The difference is, in some sense, obvious. The church - and, for that matter, the Navy, Sandhurst and David Carrick - got away with it for years. The attempt by the SWP hierarchy to quash the rebellion of members was an extraordinary failure from the get-go. The absurdity of small, bureaucratic left organisations is that they act as if they have vastly more power than they actually do dispose of. The hold they have on their members is merely the idea that the group is “The Party”, and outside it lies only sectarian irrelevance or the cynicism of the official labour movement bureaucracy. This is an illusion in every case, and the balloon is easily punctured by scandals.

There are more flattering comparisons, of course. The SWP is hardly characterised by “an endless cycle of fresh bigots rising through the ranks”; there is a contradiction between the character of the organisation and its operative aims, and that contradiction does not so much exist for organisations whose purpose is repressive violence. But here we notice a certain slippage in Bates’s argument: it is not clear whether the reactionary ideology of cops is a cause or a consequence of the structure and role of the police force (for example). Her argument that the institution attracts “sexists, racists and homophobes” may have some truth to it; but it also attracts people looking for a regular paying job in deindustrialised Britain. Indeed, it attracts people who want to “make a difference” to their communities. Many of these naive people too end up as cynics and brain-poisoned bigots.

The need to believe that the police, army and so on are necessarily subjectively bigoted as individuals makes all this much easier to deal with. One can avoid looking too closely in the mirror - after all, we are not sexist, racist, etc. This was as much a problem for the SWP’s splinter-groups, in fact: an organisational structure and culture that makes mishandling of a rape allegation very likely does not necessarily entail conscious sexism on the part of the ‘investigators’, and the insistence of the post-SWP grouplets on claiming the contrary - that the SWP was merely a misogynist organisation insufficiently imbued with feminism - committed them to even more fissile variants of left politics (we need only remind comrades of the split of the International Socialist Network over an inconsequential work of sculpture).

Any one of the DC members involved could have given you chapter and verse on the evils of “victim blaming” and what have you - it did not help. But the purportedly anti-authoritarian identity politics adopted by the minority who fought against the DC stitch-up failed even to produce large or stable enough organisations to potentially have these problems.
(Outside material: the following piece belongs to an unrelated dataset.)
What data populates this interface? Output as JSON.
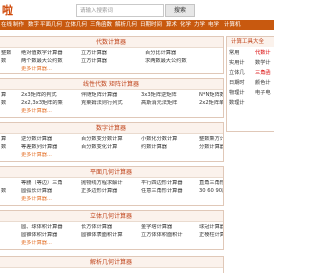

The left still has much to learn here - and nobody more so than the world-historically oblivious Sarah Bates!


  1. socialistworker.co.uk/features/why-do-state-bodies-breed-sexist-hate-and-violence.↩︎

  2. weeklyworker.co.uk/worker/944/swps-tom-walker-why-i-am-resigning.↩︎